In PowerShell or the command shell, we run the packaging tool with the following parameters:
.\ServiceFabricAppPackageUtil.exe /source: [yourdirectory]\MongoDB' /target:'[yourtargetdirectory]' /appname:MongoDB /exe:'bin\mongod.exe' /ma:'--dbpath [path to data]' /AppType:NodeAppType
In order to add MongoDB to your Service Fabric application package, you need to make sure that the /target parameter points to the same directory that already contains the application manifest along with the Node.js application. You also need to make sure that you are using the same ApplicationType name.
Let's browse to the directory and examine what the tool has created.
|--[yourtargetdirectory] |-- MyNodeApplication |-- MongoDB |-- C |--bin |-- mongod.exe |-- mongo.exe |-- etc. |-- config |--Settings.xml |-- ServiceManifest.xml |-- ApplicationManifest.xml
As you can see, the tool added a new folder, MongoDB, to the directory that contains the MongoDB binaries. If you open the
ApplicationManifest.xml file, you can see that the package now contains both the Node.js application and MongoDB. The code below shows the content of the application manifest.
<ApplicationManifest xmlns:xsd="https://www.w3.org/2001/XMLSchema" xmlns:xsi="https://www.w3.org/2001/XMLSchema-instance" ApplicationTypeName="MyNodeApp" ApplicationTypeVersion="1.0" xmlns="http://schemas.microsoft.com/2011/01/fabric"> <ServiceManifestImport> <ServiceManifestRef ServiceManifestName="MongoDB" ServiceManifestVersion="1.0" /> </ServiceManifestImport> <ServiceManifestImport> <ServiceManifestRef ServiceManifestName="NodeService" ServiceManifestVersion="1.0" /> </ServiceManifestImport> <DefaultServices> <Service Name="MongoDBService"> <StatelessService ServiceTypeName="MongoDB"> <SingletonPartition /> </StatelessService> </Service> <Service Name="NodeServiceService"> <StatelessService ServiceTypeName="NodeService"> <SingletonPartition /> </StatelessService> </Service> </DefaultServices> </ApplicationManifest>
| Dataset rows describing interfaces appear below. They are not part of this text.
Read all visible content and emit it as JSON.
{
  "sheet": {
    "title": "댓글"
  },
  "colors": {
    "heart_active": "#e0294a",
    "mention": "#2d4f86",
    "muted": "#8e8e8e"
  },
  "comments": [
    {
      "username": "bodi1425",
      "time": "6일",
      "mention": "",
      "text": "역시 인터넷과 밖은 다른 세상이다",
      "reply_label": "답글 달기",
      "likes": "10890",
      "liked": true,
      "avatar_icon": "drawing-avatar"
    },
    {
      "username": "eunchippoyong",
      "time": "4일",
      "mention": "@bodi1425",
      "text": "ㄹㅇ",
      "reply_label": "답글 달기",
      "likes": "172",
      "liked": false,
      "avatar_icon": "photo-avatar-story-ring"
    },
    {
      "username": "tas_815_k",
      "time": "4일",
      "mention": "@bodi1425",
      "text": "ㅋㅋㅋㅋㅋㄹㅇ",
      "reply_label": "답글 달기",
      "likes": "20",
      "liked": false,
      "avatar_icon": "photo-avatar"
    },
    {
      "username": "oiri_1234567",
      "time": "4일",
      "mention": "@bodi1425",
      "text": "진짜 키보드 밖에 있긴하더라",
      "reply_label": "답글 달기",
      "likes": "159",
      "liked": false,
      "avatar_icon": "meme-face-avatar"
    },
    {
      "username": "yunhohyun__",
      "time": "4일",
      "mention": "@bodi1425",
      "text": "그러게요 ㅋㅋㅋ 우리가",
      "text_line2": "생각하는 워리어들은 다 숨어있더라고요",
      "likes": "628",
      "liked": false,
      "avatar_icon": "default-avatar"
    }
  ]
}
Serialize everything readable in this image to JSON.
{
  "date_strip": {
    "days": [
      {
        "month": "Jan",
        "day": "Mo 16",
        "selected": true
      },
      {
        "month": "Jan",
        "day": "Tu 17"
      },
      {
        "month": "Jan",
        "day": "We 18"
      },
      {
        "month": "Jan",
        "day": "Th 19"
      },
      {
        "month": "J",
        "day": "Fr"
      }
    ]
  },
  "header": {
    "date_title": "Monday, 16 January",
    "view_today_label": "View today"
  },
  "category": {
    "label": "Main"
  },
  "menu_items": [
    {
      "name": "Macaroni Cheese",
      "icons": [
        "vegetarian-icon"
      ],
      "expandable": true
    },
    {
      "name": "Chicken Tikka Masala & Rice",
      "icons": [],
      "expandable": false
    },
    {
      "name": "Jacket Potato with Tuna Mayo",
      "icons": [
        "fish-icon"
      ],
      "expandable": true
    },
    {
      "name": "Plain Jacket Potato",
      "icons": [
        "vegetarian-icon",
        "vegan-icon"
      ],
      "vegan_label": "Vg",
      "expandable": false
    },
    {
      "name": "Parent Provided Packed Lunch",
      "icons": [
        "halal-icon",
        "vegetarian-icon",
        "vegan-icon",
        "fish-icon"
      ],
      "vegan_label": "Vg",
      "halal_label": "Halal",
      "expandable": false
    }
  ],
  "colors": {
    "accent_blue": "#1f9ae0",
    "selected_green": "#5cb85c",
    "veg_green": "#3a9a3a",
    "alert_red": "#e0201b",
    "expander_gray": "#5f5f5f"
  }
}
Publishing the application
The last step is to publish the application to the local Service Fabric cluster by using the PowerShell scripts below:
Connect-ServiceFabricCluster localhost:19000 Write-Host 'Copying application package...' Copy-ServiceFabricApplicationPackage -ApplicationPackagePath '[yourtargetdirectory]' -ImageStoreConnectionString 'file:C:\SfDevCluster\Data\ImageStoreShare' -ApplicationPackagePathInImageStore 'NodeAppType' Write-Host 'Registering application type...' Register-ServiceFabricApplicationType -ApplicationPathInImageStore 'NodeAppType' New-ServiceFabricApplication -ApplicationName 'fabric:/NodeApp' -ApplicationTypeName 'NodeAppType' -ApplicationTypeVersion 1.0
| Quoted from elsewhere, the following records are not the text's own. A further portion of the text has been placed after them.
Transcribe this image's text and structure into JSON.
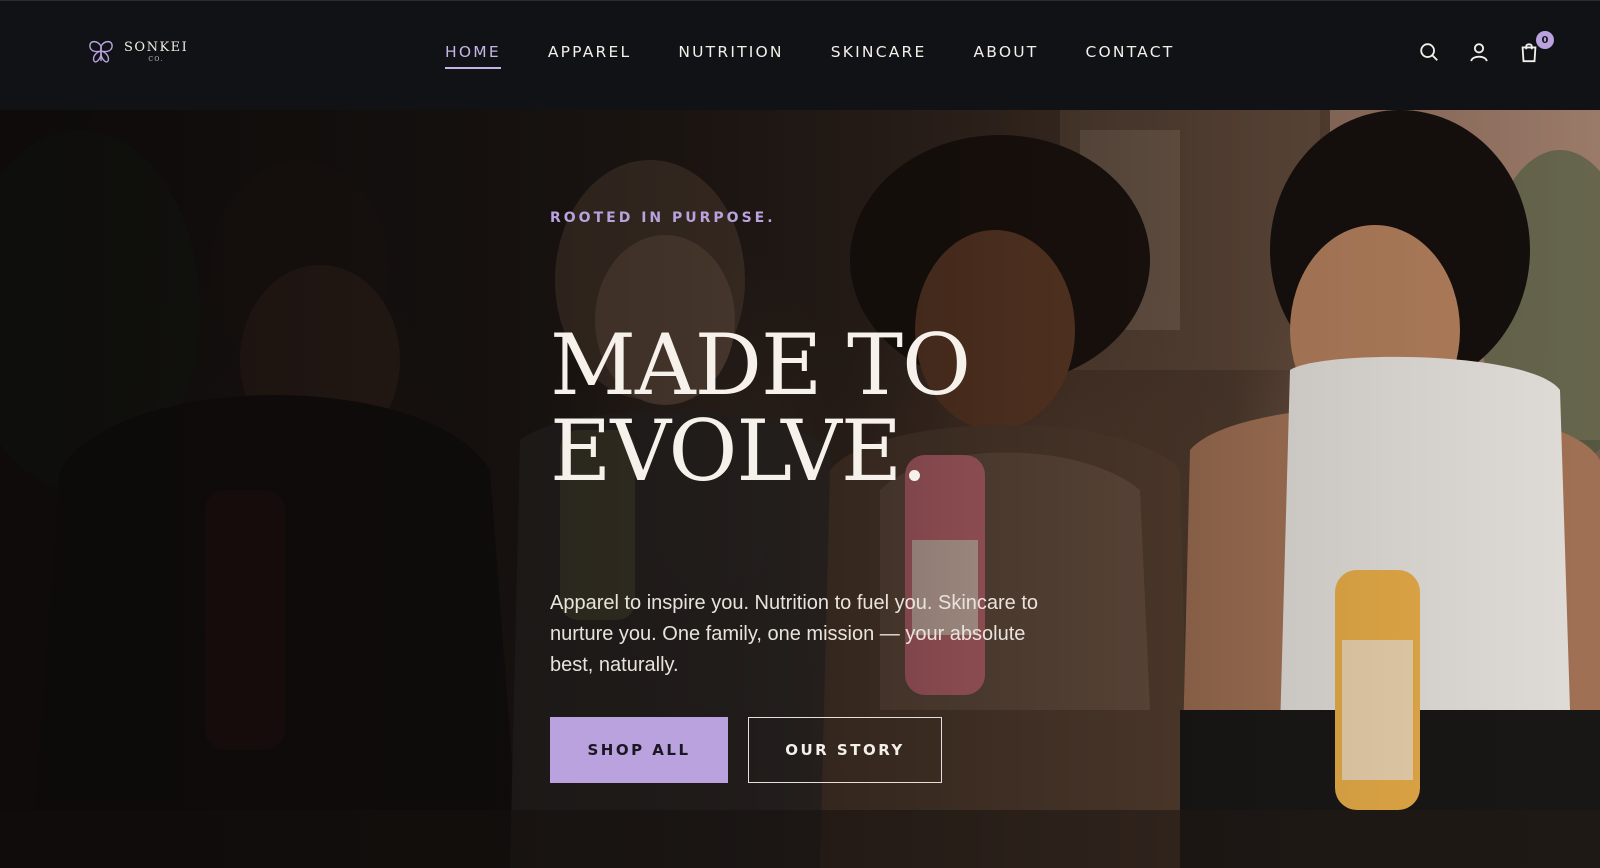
{
  "brand": {
    "name": "SONKEI",
    "sub": "CO."
  },
  "nav": {
    "items": [
      {
        "label": "HOME",
        "active": true
      },
      {
        "label": "APPAREL",
        "active": false
      },
      {
        "label": "NUTRITION",
        "active": false
      },
      {
        "label": "SKINCARE",
        "active": false
      },
      {
        "label": "ABOUT",
        "active": false
      },
      {
        "label": "CONTACT",
        "active": false
      }
    ]
  },
  "header_icons": {
    "search": "search-icon",
    "account": "user-icon",
    "cart": "shopping-bag-icon",
    "cart_count": "0"
  },
  "hero": {
    "eyebrow": "ROOTED IN PURPOSE.",
    "headline_line1": "MADE TO",
    "headline_line2": "EVOLVE.",
    "subtext": "Apparel to inspire you. Nutrition to fuel you. Skincare to nurture you. One family, one mission — your absolute best, naturally.",
    "primary_cta": "SHOP ALL",
    "secondary_cta": "OUR STORY"
  },
  "colors": {
    "accent": "#b9a2dd",
    "header_bg": "#111215",
    "text_light": "#f3efe9"
  }
}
Once the application is successfully published to the local cluster, you can access the Node.js application on the port that we have entered in the service manifest of the Node.js application--for example http://localhost:3000.
In this tutorial, you have seen how to easily package two existing applications as one Service Fabric application. You have also learned how to deploy it to Service Fabric so that it can benefit from some of the Service Fabric features, such as high availability and health system integration.
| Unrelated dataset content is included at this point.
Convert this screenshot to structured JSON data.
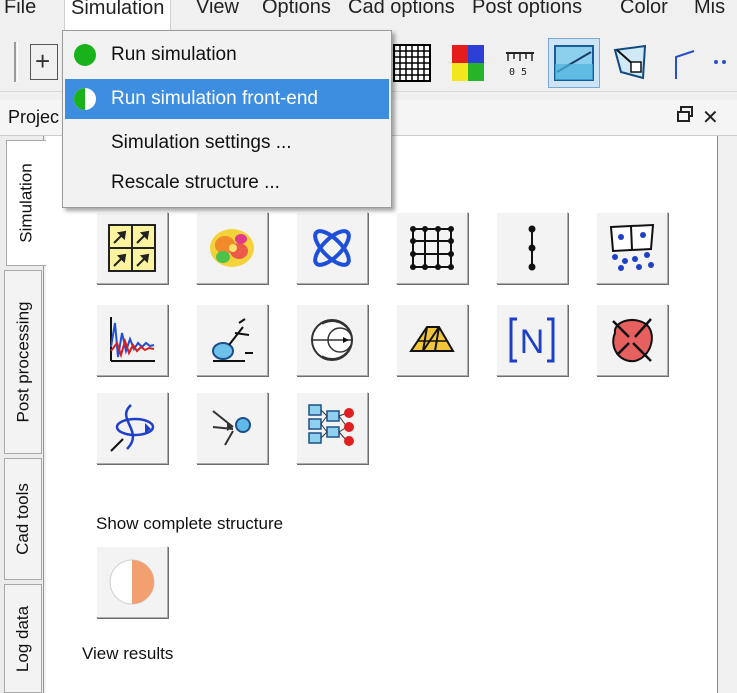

Adding more guest executables to an existing application using Yeoman on Linux
To add another service to an application already created using
yo, perform the following steps:
- Change directory to the root of the existing application. For example,
cd ~/YeomanSamples/MyApplication, if
MyApplicationis the application created by Yeoman.
yo azuresfguest:AddServiceand provide the necessary details.